[Note: This was the orginal post for my “professional” blog. It attempts to describe why I started a blog. It certainly wasn’t because I’m interesting.]

Or writing is hard, I should say. But “math is hard” is what one of my coworkers told me. I was trying to explain something technical (like how virtual memory works) when her eyes glazed over. I get that a lot. Anyway, she got some terms mixed up and said something like “so should I test the multiflange array for tacheon emissions?” Or something like that; I don’t really pay attention to the QA people. But her response to my laughter was “math is hard.”

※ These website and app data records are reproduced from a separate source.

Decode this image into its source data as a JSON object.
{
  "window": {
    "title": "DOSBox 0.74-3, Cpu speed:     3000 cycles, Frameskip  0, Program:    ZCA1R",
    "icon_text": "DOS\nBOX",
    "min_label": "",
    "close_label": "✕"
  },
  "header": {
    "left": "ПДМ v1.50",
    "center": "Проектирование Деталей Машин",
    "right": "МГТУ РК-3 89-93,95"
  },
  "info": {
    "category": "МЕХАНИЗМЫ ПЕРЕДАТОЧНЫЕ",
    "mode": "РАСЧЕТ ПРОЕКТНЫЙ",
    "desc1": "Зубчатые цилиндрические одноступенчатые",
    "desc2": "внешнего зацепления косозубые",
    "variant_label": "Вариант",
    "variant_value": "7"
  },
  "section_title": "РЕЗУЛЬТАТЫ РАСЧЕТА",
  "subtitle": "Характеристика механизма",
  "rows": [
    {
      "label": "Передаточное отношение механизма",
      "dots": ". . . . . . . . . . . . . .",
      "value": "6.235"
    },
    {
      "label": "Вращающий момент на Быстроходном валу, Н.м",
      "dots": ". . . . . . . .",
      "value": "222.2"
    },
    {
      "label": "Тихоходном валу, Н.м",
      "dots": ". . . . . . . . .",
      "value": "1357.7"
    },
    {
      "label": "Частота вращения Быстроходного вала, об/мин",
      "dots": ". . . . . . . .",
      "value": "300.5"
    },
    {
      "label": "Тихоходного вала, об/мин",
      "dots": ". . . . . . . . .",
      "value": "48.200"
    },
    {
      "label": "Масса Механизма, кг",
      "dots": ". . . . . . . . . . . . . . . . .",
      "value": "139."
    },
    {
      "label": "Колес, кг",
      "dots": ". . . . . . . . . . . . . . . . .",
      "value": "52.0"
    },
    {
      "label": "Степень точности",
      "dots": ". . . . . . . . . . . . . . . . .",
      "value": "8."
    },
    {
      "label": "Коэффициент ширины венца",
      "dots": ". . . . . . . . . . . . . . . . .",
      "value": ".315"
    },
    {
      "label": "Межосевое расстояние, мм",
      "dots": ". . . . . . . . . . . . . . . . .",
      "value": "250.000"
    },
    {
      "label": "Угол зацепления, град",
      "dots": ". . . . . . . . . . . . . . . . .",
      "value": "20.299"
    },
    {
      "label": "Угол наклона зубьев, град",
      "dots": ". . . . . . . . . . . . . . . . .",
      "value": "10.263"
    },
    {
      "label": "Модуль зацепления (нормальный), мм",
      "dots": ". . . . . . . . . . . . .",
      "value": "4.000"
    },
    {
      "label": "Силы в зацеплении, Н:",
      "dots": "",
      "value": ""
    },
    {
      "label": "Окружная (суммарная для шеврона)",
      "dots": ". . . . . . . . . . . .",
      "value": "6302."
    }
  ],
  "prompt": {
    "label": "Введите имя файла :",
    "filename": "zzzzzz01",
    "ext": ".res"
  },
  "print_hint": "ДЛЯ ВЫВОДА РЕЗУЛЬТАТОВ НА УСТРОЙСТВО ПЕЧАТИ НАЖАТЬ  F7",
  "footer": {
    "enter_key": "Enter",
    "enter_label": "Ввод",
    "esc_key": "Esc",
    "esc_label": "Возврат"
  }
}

Although math has never been all that hard for me, it did remind of what is. Writing. Being a software engineer I’m more used to communicating with computers in written form than humans. That means writing interesting specs or design documents or just communicating with coworkers is pretty difficult for me. Unfortunately submitting instructions via email to someone isn’t like writing a program to run on a computer. People don’t listen well and take exception to being called “buggy.”

Recently Joel Spolsky has been writing about the lack of good writing in the software engineering field. He’s asserted that good writing skills are essential to a software engineer’s career, and even compiled a book on what he considers to be good writing. Among his suggestions for engineers wanting to get better is something he calls “practice.” I decided to give that revolutionary idea a chance before Microsoft patents it.

So that’s the point. This is just practice. i.e. This is pre-alpha quality writing not meant to be used in a production environment. Use at your own risk, and keep all appendages inside the cart at all times.